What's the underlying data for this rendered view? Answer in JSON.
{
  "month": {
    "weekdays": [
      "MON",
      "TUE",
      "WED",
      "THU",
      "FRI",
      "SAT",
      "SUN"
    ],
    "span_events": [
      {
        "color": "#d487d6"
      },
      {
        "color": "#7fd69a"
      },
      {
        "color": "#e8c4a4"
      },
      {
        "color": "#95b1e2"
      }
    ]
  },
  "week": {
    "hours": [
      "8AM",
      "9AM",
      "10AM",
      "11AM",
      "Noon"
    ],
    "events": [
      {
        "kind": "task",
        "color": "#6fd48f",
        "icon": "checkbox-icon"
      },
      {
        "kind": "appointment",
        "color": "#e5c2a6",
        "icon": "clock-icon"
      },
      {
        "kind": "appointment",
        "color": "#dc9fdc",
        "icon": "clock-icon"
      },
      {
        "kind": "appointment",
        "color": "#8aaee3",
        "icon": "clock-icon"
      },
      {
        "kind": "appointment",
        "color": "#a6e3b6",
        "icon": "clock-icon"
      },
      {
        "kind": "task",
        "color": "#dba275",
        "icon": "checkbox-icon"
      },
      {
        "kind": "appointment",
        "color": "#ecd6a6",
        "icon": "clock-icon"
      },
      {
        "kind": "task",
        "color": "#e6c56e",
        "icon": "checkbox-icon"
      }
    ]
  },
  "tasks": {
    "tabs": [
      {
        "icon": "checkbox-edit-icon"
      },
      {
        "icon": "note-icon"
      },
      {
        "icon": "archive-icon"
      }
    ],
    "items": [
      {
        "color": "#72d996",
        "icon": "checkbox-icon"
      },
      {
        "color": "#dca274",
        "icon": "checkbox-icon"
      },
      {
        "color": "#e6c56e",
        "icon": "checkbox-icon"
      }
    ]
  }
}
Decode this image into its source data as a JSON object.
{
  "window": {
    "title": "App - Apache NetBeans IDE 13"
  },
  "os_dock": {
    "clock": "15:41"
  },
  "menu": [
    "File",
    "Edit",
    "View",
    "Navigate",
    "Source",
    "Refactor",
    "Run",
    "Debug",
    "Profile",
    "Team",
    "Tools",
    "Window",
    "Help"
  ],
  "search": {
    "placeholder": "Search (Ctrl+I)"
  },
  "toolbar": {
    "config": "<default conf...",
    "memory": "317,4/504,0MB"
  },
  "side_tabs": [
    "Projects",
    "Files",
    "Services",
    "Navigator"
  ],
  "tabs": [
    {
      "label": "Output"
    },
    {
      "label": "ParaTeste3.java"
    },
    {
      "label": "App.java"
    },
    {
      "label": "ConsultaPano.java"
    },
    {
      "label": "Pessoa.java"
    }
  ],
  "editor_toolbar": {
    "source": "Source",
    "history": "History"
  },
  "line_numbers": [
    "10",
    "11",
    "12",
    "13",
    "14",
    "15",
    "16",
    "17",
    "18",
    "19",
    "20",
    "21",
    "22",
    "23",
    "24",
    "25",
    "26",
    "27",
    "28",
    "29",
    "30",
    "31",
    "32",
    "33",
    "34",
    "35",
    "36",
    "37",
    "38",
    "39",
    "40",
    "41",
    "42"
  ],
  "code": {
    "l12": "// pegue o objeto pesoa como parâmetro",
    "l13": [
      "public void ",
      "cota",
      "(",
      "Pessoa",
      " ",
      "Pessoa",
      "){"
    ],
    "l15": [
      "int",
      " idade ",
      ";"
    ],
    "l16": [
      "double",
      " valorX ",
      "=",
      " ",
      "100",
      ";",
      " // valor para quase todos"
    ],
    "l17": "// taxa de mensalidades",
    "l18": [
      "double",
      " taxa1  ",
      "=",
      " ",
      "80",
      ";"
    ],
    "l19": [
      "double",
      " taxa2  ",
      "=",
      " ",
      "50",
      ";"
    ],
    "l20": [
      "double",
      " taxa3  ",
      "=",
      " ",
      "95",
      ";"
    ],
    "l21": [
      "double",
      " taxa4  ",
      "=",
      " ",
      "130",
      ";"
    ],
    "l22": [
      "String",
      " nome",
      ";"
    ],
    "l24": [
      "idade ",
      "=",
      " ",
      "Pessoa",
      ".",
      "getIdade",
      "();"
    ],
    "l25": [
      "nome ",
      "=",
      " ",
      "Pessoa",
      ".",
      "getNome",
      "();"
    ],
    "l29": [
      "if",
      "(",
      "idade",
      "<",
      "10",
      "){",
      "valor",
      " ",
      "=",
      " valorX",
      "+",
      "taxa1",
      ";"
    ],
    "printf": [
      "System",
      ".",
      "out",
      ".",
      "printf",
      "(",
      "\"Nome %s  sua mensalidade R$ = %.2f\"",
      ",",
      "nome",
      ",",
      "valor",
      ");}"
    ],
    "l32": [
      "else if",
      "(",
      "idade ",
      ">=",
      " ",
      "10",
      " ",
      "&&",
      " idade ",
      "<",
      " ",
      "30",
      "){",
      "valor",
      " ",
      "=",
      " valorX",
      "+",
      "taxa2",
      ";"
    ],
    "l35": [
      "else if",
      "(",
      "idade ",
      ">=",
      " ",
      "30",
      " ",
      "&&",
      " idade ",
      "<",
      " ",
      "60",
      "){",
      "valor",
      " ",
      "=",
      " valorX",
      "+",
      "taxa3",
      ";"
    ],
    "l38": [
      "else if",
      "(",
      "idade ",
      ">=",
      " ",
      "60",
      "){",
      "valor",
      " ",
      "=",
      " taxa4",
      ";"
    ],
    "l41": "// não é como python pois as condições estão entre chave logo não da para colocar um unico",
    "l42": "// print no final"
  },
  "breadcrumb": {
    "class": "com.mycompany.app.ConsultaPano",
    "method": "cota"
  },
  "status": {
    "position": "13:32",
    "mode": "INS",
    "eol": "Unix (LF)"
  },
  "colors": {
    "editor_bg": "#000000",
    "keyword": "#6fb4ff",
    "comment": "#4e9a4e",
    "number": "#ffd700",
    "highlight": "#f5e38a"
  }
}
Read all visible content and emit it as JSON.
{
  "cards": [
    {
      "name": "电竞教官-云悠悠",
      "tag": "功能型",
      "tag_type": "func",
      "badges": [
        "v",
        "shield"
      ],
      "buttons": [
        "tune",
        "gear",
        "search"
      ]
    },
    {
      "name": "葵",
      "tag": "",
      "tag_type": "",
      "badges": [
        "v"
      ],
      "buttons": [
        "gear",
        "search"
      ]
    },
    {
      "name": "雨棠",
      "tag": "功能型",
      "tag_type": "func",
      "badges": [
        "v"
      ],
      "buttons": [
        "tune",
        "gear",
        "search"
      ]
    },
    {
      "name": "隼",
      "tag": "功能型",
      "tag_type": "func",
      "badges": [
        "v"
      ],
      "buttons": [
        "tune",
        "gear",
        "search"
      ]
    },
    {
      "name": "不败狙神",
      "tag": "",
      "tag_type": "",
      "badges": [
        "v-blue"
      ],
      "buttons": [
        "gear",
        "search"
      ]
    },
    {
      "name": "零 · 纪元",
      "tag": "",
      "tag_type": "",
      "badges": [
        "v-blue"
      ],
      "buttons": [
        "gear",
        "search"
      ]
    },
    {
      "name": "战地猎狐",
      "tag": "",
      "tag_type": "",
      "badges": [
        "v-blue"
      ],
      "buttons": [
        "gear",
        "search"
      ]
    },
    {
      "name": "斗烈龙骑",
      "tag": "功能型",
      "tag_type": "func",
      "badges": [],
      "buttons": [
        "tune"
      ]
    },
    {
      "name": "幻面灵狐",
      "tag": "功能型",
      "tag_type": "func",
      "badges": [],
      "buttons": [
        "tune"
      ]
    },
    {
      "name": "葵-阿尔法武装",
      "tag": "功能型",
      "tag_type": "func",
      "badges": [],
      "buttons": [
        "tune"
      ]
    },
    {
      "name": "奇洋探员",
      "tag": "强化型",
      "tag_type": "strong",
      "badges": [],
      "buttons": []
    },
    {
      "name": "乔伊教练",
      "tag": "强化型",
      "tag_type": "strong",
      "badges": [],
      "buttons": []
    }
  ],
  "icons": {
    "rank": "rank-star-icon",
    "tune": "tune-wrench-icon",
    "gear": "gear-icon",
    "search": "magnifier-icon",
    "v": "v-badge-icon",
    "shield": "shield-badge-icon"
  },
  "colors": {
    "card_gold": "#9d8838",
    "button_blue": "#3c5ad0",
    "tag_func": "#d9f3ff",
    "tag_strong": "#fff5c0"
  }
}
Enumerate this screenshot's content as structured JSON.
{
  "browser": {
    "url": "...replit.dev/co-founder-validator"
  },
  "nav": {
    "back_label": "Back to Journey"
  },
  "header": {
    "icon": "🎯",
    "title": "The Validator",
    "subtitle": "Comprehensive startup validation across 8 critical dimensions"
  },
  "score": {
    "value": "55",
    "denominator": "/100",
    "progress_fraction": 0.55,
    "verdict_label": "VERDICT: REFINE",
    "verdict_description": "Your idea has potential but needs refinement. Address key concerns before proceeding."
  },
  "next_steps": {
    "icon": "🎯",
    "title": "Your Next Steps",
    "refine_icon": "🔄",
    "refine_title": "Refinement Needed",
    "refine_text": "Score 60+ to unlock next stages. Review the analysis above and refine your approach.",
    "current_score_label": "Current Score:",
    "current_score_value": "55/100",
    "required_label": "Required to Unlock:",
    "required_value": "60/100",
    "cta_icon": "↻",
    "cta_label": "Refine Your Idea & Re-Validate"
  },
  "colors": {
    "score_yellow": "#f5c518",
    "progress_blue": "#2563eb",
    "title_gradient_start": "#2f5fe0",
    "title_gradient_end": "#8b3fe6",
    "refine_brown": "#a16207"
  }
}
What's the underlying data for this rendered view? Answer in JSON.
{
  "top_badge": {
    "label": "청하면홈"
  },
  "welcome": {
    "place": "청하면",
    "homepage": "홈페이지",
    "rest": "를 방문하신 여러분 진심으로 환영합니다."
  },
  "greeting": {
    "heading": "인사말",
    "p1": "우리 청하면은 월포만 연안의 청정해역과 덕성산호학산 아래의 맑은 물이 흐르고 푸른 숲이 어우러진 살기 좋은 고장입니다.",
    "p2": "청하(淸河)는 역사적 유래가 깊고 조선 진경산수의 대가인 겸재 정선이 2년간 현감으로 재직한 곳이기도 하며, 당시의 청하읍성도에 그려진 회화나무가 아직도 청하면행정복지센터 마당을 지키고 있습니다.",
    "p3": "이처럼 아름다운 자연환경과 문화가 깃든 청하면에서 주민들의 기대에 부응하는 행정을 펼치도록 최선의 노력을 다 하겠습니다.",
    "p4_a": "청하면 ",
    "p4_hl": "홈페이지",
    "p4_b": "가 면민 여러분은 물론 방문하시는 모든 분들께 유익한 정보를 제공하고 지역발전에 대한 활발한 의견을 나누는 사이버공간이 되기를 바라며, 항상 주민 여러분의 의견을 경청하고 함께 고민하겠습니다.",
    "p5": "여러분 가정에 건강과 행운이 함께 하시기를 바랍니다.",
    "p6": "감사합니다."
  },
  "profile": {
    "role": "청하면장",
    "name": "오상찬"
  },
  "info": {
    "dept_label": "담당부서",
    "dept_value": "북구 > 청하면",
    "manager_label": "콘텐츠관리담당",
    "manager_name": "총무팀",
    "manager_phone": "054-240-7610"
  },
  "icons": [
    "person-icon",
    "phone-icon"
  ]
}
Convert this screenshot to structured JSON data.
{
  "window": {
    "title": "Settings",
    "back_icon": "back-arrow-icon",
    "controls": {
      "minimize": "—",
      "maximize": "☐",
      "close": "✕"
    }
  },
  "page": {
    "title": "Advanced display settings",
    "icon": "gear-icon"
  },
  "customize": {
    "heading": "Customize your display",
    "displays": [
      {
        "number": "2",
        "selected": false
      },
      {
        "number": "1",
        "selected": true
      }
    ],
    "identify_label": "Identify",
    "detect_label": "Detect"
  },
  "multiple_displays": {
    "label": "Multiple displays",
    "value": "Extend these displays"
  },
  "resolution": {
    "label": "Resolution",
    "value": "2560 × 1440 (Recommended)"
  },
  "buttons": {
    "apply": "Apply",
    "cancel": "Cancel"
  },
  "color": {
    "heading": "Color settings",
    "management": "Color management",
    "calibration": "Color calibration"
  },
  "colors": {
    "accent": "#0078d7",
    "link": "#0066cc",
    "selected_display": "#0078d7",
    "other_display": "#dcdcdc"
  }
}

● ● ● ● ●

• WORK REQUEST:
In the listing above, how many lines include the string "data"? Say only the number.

• EXERCISE ANSWER:
4